Roy van Rijn is a Software Craftsman at JPoint. He worked on miscellaneous projects and has given talks at Devoxx BE, Devoxx UK, Devoxx PL, Joy of Coding, J-Fall and J-Spring. He regularly gives trainings on various topics, including Spring, Software Architecture, Testing and Agile/Lean. He's also a blogger (http://www.royvanrijn.com) and you can follow him on Twitter (@royvanrijn).
What is software architecture? Is it the decision to adopt microservices? Is it the document that describes the layers in your Java EE application? No, every line of code you commit is part of your evolving architecture.
During this talk I'll explain how we, at the Port of Rotterdam, manage our software architecture in an highly agile environment building a successful harbour management system. We spend the last two years transitioning from a modular monolith to a microservice environment.
How did our architecture evolve? What is the role of the architect? Do we even need an architect? We'll dive into problems like cargo cult, survivorship bias, shared responsibility, technical debt and system design. In the talk I'll tell about our experiences and the do's and don'ts we've encountered.
Roy finds out the subject of this Blind Ignite talk at the same time as the audience - when the slides start. After the intensity of a hectic conference day, join us for something improvised - it could be hectic, it will be fun!
Google's AlphaGo is an extraordinary breakthrough for Artificial Intelligence. The game of 19x19 Go has 1.74×10^172 unique positions and is about a 'googol' times harder to calculate than chess. Experts thought it would take at least another decade before AI would be able to beat the best human players. So how did Google tackle this problem? What algorithms did they use and how do they work?
Who should attend your session?
It turns out I'm giving two talks at Devoxx UK. If you're interested in math, AI and deep learning and you'd like to learn more about what it takes to write a program that plays games, the first talk (From Tic Tac Toe to AlphaGo: Playing games with AI and machine learning) is right up your alley.
The second talk (Fostering an evolving architecture in the agile world) focusses on software architecture in an agile environment.

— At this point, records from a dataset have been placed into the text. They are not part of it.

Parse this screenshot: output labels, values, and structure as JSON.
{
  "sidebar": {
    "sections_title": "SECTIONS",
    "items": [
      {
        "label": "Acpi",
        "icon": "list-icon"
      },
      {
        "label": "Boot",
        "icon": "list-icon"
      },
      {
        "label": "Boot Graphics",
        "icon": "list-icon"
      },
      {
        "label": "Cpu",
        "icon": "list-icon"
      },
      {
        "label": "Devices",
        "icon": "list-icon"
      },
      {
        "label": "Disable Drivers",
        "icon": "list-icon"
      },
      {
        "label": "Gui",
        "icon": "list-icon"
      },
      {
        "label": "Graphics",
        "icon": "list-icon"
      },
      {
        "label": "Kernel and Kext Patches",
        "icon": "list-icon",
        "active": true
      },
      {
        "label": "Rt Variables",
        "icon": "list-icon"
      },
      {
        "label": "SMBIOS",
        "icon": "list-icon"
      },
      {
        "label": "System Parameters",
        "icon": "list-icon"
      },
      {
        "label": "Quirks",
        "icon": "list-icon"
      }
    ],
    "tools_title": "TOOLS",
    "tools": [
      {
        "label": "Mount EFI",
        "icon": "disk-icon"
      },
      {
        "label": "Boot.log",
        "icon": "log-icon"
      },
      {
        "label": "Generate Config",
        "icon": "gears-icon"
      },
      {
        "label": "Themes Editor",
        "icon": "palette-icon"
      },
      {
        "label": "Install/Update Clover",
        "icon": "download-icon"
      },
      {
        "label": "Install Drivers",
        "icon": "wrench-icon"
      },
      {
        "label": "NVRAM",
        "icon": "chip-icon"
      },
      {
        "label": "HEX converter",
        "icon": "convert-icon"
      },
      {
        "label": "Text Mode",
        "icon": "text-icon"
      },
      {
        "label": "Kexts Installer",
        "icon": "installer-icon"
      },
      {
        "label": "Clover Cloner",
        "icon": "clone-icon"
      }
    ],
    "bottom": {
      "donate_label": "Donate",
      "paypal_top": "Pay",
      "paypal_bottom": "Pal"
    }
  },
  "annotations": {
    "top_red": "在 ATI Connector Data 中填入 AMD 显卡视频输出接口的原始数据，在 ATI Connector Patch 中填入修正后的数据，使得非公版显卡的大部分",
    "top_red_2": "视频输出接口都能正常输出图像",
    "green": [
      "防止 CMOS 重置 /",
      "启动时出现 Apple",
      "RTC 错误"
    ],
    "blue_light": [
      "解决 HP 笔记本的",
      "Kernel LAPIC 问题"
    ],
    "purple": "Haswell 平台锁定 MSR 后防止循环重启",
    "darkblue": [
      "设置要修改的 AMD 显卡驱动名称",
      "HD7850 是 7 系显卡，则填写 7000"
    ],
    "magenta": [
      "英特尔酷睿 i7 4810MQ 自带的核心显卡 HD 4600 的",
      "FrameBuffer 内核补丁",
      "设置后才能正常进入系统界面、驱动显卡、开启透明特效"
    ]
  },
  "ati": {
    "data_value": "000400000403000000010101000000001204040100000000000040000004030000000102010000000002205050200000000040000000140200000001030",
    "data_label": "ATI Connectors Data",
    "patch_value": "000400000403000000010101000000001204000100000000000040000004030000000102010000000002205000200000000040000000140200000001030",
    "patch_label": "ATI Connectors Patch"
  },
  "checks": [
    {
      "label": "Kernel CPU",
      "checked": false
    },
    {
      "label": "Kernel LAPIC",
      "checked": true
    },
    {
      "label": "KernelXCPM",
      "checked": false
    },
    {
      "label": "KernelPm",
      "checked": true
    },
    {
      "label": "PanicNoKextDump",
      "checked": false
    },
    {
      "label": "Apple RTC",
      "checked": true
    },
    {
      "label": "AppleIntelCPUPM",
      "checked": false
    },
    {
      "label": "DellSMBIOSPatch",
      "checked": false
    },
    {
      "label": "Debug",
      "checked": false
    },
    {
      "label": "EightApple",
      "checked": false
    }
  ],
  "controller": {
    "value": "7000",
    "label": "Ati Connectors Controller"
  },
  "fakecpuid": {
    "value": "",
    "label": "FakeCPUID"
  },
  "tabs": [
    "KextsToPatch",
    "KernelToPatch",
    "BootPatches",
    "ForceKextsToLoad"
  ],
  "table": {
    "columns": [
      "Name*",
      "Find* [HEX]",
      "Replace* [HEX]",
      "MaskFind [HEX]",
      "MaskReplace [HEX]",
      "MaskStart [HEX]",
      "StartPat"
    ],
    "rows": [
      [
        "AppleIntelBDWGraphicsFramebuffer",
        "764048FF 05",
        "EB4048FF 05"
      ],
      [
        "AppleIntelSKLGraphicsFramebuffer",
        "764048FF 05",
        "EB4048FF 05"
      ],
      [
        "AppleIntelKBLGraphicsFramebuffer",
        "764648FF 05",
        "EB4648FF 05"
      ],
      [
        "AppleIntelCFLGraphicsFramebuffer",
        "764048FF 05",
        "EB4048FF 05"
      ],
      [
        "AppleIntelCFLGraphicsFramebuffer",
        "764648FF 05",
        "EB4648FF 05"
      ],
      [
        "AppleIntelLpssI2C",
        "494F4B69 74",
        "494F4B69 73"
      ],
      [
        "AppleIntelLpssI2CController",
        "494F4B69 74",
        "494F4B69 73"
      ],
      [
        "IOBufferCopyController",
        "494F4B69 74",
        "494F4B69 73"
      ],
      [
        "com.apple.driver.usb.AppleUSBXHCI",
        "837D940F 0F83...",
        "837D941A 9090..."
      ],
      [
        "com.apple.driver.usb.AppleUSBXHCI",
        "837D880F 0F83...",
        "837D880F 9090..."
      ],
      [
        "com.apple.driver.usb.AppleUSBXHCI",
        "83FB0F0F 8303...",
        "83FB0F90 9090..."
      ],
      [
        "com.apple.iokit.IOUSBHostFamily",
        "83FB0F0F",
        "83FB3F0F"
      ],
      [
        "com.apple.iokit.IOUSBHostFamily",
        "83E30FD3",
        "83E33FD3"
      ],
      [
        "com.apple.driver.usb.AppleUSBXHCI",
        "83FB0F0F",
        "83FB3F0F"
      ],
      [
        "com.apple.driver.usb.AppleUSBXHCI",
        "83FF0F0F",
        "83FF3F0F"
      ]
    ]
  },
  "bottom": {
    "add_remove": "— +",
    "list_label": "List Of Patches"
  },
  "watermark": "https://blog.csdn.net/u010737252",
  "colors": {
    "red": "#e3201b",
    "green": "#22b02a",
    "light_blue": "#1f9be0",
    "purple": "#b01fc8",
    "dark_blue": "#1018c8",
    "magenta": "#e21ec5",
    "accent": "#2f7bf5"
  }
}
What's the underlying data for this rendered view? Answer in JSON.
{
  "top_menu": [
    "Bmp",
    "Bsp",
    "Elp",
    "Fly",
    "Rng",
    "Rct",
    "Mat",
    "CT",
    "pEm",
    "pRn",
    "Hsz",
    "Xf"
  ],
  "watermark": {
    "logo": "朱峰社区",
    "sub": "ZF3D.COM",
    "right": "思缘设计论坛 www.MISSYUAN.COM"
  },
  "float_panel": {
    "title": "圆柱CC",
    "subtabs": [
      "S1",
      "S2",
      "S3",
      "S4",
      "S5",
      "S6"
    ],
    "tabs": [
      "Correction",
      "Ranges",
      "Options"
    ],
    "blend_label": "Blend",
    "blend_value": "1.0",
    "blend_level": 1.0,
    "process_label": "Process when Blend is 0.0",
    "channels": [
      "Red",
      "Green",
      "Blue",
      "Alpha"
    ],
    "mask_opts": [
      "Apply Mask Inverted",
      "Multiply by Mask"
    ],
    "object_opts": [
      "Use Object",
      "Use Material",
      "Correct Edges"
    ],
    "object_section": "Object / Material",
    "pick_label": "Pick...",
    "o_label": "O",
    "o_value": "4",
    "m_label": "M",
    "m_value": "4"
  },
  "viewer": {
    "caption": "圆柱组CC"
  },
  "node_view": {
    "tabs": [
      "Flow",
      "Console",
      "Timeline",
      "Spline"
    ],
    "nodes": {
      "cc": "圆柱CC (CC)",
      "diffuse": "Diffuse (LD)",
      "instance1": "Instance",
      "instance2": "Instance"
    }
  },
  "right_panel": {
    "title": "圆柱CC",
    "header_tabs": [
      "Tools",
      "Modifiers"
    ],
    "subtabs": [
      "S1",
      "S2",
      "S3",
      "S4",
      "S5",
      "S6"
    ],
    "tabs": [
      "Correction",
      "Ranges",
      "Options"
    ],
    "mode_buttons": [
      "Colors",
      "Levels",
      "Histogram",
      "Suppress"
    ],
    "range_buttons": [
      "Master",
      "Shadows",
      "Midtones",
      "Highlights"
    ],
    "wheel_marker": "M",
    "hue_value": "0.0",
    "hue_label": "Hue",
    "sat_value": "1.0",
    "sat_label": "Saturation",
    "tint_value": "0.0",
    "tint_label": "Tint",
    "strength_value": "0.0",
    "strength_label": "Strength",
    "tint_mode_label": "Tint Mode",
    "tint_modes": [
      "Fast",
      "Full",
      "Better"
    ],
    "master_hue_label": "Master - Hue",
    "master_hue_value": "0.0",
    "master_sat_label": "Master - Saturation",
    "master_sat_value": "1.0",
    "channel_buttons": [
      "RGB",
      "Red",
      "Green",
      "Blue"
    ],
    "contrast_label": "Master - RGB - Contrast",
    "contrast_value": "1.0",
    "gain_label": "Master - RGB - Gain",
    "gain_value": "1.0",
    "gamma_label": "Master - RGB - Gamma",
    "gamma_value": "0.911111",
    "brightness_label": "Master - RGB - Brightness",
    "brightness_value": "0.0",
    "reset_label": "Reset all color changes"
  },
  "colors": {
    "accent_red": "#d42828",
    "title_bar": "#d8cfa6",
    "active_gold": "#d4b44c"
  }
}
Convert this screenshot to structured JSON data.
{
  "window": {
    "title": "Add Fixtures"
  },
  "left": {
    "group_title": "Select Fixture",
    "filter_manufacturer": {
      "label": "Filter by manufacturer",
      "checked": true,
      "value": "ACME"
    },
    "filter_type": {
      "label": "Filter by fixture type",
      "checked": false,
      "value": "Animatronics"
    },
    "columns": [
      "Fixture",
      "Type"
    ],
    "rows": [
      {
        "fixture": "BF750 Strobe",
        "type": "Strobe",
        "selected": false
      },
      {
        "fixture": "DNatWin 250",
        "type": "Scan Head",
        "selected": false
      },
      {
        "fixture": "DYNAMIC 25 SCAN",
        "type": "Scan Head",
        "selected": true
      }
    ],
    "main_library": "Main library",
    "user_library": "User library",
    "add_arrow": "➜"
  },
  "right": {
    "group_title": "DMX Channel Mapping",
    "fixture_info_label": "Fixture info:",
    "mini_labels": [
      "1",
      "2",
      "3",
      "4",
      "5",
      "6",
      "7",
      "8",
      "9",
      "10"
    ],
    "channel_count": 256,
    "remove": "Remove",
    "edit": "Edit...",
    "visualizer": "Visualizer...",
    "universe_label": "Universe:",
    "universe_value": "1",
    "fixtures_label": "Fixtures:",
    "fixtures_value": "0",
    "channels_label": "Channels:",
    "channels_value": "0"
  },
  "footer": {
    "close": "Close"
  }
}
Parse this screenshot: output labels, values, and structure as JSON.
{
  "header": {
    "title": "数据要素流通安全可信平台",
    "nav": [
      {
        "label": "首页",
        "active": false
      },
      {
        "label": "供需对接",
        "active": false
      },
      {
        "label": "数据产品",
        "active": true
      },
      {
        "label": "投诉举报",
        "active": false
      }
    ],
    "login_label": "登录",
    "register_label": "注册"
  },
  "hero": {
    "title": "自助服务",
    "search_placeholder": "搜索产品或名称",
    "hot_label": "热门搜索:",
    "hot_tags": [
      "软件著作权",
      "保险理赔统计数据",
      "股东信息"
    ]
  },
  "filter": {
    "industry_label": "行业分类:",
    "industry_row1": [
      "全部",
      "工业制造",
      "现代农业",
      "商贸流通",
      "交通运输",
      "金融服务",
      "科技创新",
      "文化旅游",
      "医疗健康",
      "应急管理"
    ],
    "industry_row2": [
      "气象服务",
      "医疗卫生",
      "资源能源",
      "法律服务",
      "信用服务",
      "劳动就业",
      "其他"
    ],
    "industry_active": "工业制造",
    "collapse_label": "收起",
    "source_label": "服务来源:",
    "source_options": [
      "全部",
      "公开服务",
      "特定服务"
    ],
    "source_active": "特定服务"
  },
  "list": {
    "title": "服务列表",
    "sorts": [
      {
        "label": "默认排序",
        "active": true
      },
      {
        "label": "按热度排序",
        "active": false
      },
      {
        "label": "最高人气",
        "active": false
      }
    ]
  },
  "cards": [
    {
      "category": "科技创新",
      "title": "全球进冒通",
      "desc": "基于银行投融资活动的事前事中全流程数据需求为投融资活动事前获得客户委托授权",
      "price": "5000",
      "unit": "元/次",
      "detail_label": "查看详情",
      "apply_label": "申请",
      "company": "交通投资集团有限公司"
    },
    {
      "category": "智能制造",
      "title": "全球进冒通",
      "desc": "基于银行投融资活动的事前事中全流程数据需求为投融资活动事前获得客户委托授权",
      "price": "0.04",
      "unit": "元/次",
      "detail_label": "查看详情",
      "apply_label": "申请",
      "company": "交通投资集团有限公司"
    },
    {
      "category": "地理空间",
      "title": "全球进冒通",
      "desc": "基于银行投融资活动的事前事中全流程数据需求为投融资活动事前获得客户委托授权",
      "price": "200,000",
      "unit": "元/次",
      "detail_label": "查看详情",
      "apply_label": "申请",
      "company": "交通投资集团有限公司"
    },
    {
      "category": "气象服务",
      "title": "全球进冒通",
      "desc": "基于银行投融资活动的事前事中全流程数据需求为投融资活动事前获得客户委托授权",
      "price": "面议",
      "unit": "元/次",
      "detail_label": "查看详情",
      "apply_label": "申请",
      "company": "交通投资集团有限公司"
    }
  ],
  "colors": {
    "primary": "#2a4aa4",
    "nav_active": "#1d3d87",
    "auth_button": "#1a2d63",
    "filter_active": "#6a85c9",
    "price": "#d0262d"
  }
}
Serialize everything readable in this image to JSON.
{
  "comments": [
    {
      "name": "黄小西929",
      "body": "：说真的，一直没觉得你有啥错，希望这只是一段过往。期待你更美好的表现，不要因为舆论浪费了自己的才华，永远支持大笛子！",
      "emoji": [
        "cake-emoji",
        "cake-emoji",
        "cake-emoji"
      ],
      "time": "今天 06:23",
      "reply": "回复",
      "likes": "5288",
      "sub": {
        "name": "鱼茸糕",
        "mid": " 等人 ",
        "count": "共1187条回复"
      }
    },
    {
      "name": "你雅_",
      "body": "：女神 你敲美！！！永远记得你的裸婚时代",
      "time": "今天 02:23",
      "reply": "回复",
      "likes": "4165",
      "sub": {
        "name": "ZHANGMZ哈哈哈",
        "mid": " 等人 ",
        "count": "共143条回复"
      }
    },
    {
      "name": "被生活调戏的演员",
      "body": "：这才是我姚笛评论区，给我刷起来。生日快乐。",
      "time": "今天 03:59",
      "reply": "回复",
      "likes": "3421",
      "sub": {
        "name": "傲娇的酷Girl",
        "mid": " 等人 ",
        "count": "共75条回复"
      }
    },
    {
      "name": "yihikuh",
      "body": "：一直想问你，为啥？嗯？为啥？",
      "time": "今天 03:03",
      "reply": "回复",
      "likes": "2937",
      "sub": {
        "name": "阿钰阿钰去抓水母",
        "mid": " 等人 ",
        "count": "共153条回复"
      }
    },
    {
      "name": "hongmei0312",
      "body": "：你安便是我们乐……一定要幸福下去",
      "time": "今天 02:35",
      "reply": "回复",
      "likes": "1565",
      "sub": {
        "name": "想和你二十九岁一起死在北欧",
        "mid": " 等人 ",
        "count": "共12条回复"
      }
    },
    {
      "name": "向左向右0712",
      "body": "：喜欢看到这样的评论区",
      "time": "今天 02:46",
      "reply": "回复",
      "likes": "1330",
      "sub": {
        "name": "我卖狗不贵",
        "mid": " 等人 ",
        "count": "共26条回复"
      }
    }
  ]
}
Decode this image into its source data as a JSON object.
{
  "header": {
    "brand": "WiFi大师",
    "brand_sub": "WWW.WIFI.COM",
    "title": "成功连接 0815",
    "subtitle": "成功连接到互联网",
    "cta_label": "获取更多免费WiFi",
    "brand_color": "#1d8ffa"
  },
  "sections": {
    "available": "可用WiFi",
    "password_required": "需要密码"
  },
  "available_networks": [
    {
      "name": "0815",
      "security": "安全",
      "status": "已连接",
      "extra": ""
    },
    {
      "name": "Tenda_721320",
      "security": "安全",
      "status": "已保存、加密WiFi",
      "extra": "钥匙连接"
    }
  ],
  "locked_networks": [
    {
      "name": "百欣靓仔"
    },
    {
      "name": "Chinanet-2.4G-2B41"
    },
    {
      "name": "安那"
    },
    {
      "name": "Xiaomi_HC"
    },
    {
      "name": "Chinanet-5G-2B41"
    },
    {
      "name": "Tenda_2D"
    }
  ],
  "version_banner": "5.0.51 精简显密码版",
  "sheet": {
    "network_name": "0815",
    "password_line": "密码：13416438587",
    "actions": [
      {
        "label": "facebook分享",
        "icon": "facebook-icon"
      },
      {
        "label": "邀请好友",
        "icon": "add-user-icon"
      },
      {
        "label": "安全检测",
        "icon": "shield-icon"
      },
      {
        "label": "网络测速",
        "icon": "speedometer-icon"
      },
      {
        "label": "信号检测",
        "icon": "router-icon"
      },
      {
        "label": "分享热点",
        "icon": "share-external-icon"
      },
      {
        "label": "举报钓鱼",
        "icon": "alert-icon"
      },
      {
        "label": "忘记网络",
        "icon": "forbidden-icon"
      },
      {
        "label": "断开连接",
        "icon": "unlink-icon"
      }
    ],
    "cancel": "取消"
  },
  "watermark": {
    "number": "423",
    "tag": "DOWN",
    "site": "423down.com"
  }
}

I'll mainly speak about the adventures, both good and bad, we've had making a large application for the Port of Rotterdam and transitioning it to a microservice landscape. Architecture is something we all have to deal with, not just your TOGAF certified dictator. Every line of code you write is part of your evolving software landscape. Do you write code and do you like agile? You are the one I'm looking for.
What are the 'next steps' for an attendee to take after attending your session?
There are two take-aways from my sessions: 1) If you haven't experimented with AI and deep learning (for example with deeplearning4J), start doing that right now. It is the future of our profession.
2) Architecture always needs to be on your mind, with every line of code. Next time you code, think about the basic rules of architecture.
Who is your favourite fictional British character?
My favourite fictional British character? Wow... I'll have to go with Q from James Bond. Full of humor, gets to work with the greatest gadgets in the world. He's an inventor and in recent movies he's also a hacker.
How did you get started with AI?
When I started programming (in QBASIC) as a teenager the first things I programmed were simple games. To make these games more interesting I had to also program opponent's, game AI. This is where I learned about tree-search and other basic tools you need in AI, and these things are still relevant, even in programs like AlphaGo and Deep Blue.
What tools did Google use for Alpha Go?
Well, Google didn't invent AlphaGo, it was a startup company called DeepMind (later acquired by Google). They started out using a combination of C++, Lua and Torch (for machine learning). But, not surprisingly, they've now moved from Torch to Google's own machine learning framework TensorFlow.